Vegetables grown to Show Standard taste better than those from the Supermarket
21st Jun 2001
It's official at last, vegetables grown to show standard taste better than those from the supermarket. This verdict was given by the BBC at Chelsea this year when a top chef stir fried some of my vegetables against those from a supermarket and they came out on top for texture and flavour. Bearing in mind that the cooking didn't take place until the Wednesday of Chelsea and that my vegetables had been pulled a week previously and been boxed up under my stand until required, it says a lot. When I mentioned this to Ivor Mace when he called to seed my stand at the flower show, his immediate comment was 'so what, it's only what we growers have known all along anyway"
Sixth consecutive Gold medal at Chelsea
I must say I was very pleased to have received my sixth consecutive Gold medal at Chelsea and pleased as well that I knew that the quality of the vegetables displayed was the best that I have ever grown and staged there.
The onions had improved no end after having been grown in a raised bed on a bench and the best onion was nearly 17 inches around with all the other fourteen around the 16 inch mark. Their shape was very uniform which I had expected as they were all grown from really large pips or bulbils that had developed on the onion heads last Summer.
The leeks were also very good with a girth of nearly 7 inches and a length to the button of 18. These were all grown to maturity on the benches in florist buckets and given the occasional granular feed on top well watered in. The celery Starburst and Redstar were also excellent standing well over 4 feet in height with good strong girth. One point to note, the Redstar didn't seem to pull as well as the Starburst, so those of you growing this particualr one for the Summer shows should bear this in mind when putting on your final collar.
My long carrots grown in wheely bins certainly attracted a lot of media attention which is always par for the course if they spot anything out of the ordinary. What pleased me no end was the lack of time and effort that I had to impart into their growing. The bins were filled with nothing more than fine peat and the four bore holes in each bin made with round fence posts were filled with straight Levington F2S from the bag.
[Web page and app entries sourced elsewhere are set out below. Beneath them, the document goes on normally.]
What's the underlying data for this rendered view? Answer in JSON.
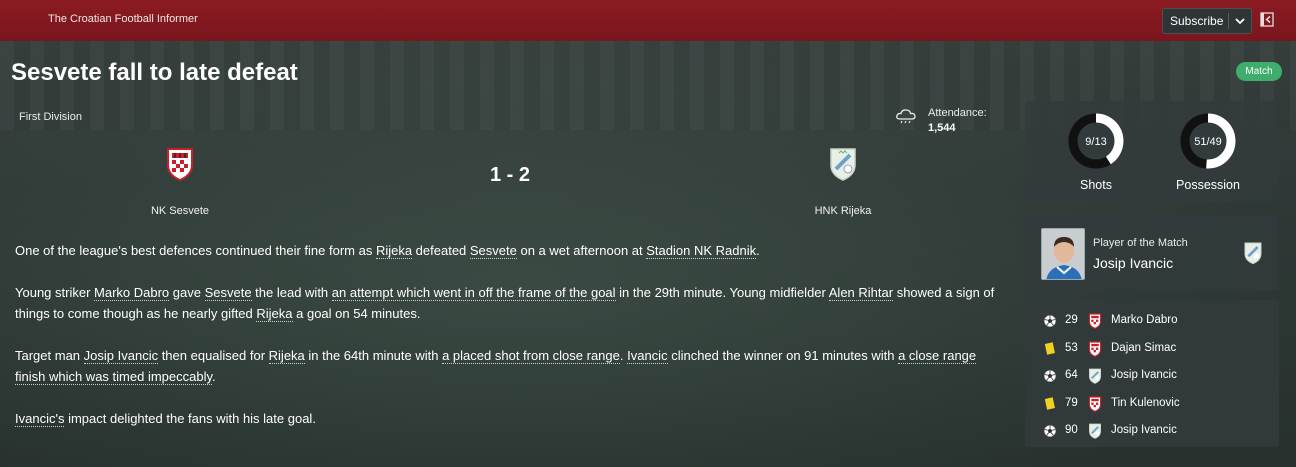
{
  "app": {
    "brand": "The Croatian Football Informer",
    "subscribe_label": "Subscribe"
  },
  "article": {
    "headline": "Sesvete fall to late defeat",
    "badge": "Match"
  },
  "match": {
    "competition": "First Division",
    "attendance_label": "Attendance:",
    "attendance_value": "1,544",
    "score": "1 - 2",
    "home_team": "NK Sesvete",
    "away_team": "HNK Rijeka"
  },
  "report": {
    "p1": [
      {
        "t": "One of the league's best defences continued their fine form as "
      },
      {
        "t": "Rijeka",
        "link": true
      },
      {
        "t": " defeated "
      },
      {
        "t": "Sesvete",
        "link": true
      },
      {
        "t": " on a wet afternoon at "
      },
      {
        "t": "Stadion NK Radnik",
        "link": true
      },
      {
        "t": "."
      }
    ],
    "p2": [
      {
        "t": "Young striker "
      },
      {
        "t": "Marko Dabro",
        "link": true
      },
      {
        "t": " gave "
      },
      {
        "t": "Sesvete",
        "link": true
      },
      {
        "t": " the lead with "
      },
      {
        "t": "an attempt which went in off the frame of the goal",
        "link": true
      },
      {
        "t": " in the 29th minute. Young midfielder "
      },
      {
        "t": "Alen Rihtar",
        "link": true
      },
      {
        "t": " showed a sign of things to come though as he nearly gifted "
      },
      {
        "t": "Rijeka",
        "link": true
      },
      {
        "t": " a goal on 54 minutes."
      }
    ],
    "p3": [
      {
        "t": "Target man "
      },
      {
        "t": "Josip Ivancic",
        "link": true
      },
      {
        "t": " then equalised for "
      },
      {
        "t": "Rijeka",
        "link": true
      },
      {
        "t": " in the 64th minute with "
      },
      {
        "t": "a placed shot from close range",
        "link": true
      },
      {
        "t": ". "
      },
      {
        "t": "Ivancic",
        "link": true
      },
      {
        "t": " clinched the winner on 91 minutes with "
      },
      {
        "t": "a close range finish which was timed impeccably",
        "link": true
      },
      {
        "t": "."
      }
    ],
    "p4": [
      {
        "t": "Ivancic's",
        "link": true
      },
      {
        "t": " impact delighted the fans with his late goal."
      }
    ]
  },
  "stats": {
    "shots": {
      "label": "Shots",
      "text": "9/13",
      "home": 9,
      "away": 13
    },
    "possession": {
      "label": "Possession",
      "text": "51/49",
      "home": 51,
      "away": 49
    }
  },
  "potm": {
    "label": "Player of the Match",
    "name": "Josip Ivancic"
  },
  "events": [
    {
      "type": "goal",
      "minute": "29",
      "team": "home",
      "player": "Marko Dabro"
    },
    {
      "type": "yellow",
      "minute": "53",
      "team": "home",
      "player": "Dajan Simac"
    },
    {
      "type": "goal",
      "minute": "64",
      "team": "away",
      "player": "Josip Ivancic"
    },
    {
      "type": "yellow",
      "minute": "79",
      "team": "home",
      "player": "Tin Kulenovic"
    },
    {
      "type": "goal",
      "minute": "90",
      "team": "away",
      "player": "Josip Ivancic"
    }
  ],
  "colors": {
    "topbar": "#8b1b22",
    "badge": "#3fae6c",
    "donut_home": "#ffffff",
    "donut_away": "#111111",
    "yellow_card": "#f0d020",
    "home_crest": "#c8202a",
    "away_crest": "#e8f0e6"
  }
}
They received one supplementary feed, that was all, right through the season and the skin quality was absolutely superb, as fine as any I have pulled for the August shows.
Another vegetable which performed really well were my own selection of Show Perfection Peas, they were 6½ inches in length and over an inch wide with one pod having 12 peas in it. These were all grown individually in 4 litre pots using Levington M3 and given the occasional balanced liquid feed, they were 18 plants and all were stopped after five peas per plant.
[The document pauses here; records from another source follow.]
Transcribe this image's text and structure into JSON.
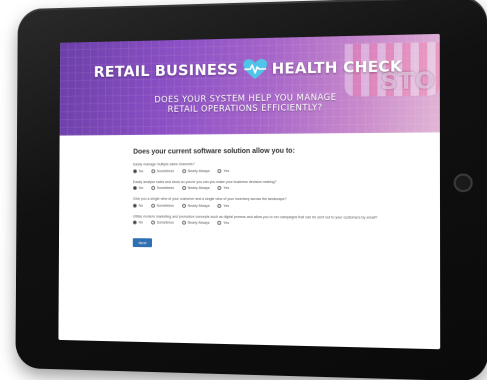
{
  "banner": {
    "title_left": "RETAIL BUSINESS",
    "title_right": "HEALTH CHECK",
    "subtitle_line1": "DOES YOUR SYSTEM HELP YOU MANAGE",
    "subtitle_line2": "RETAIL OPERATIONS EFFICIENTLY?",
    "store_sign": "STO"
  },
  "form": {
    "heading": "Does your current software solution allow you to:",
    "questions": [
      {
        "text": "Easily manage multiple sales channels?",
        "options": [
          "No",
          "Sometimes",
          "Nearly Always",
          "Yes"
        ],
        "selected": "No"
      },
      {
        "text": "Easily analyse sales and stock so you/or you can you make your business decision making?",
        "options": [
          "No",
          "Sometimes",
          "Nearly Always",
          "Yes"
        ],
        "selected": "No"
      },
      {
        "text": "Give you a single view of your customer and a single view of your inventory across the landscape?",
        "options": [
          "No",
          "Sometimes",
          "Nearly Always",
          "Yes"
        ],
        "selected": "No"
      },
      {
        "text": "Utilise modern marketing and promotion concepts such as digital promos and allow you to run campaigns that can be sent out to your customers by email?",
        "options": [
          "No",
          "Sometimes",
          "Nearly Always",
          "Yes"
        ],
        "selected": "No"
      }
    ],
    "next_label": "Next"
  },
  "colors": {
    "banner_start": "#6b3fa8",
    "banner_end": "#e2b6d6",
    "heart": "#4fc3e8",
    "button": "#2f6fb3"
  }
}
The best and most pleasing of all however were the cauliflowers, from the 48 that I had potted on right through to a 7 litre pot, I was able to stage two triangles of 10 as well as some slightly smaller that were used in two large wheel barrows. The variety that I sowed was one of my newer introductions 'Aviso' and this proves what a versatile cauliflower this is going to be. No wonder it's the cauliflower that is most widely and successfully grown in the commercial world today. The one mistake I made was to have an automatic watering system overhead which came on for three minutes every 6 hours, this was fine until we had a week of very high temperatures. At this point the foliage started to burn up and some of the water getting through the tied up foliage damaged the curd with the intense heat. Next year, If I do Chelsea again, I shall still have an automatic watering system but one which will discharge the water directly into the pot at compost level.
French beans are a very popular class at most shows and are now part and parcel of the National scene as well. I always use either my own my own re-selection of the climbing prince or my own re-selection of the dwarf prince. The first has already been sown and planted and each plant will climb up a cane to well over five feet, however I prefer to stop each one at around three feet and then keep on stopping all side shoots when they get to this height as well. This means that you will have a densely covered tepee like growth with masses of beans to select from.
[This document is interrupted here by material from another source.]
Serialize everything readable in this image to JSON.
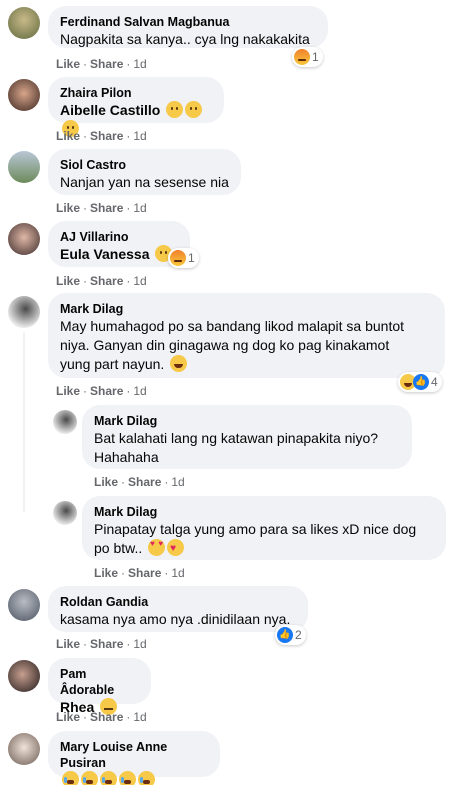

My own dwarf beans can be ready for showing in 10 weeks from sowing if each plant is potted up individually into 4litre pots and kept in either the polytunnel or greenhouse. The beauty of growing them in pots is that they are movable so that if they appear to be maturing a little too early they can then moved outdoors. My first sowing went in on the first of June with another ten days later and today's sowing will be the last. This should ensure that I have beans to stage for the National in the right condition regardless of what sort of Summer it will turn out to be.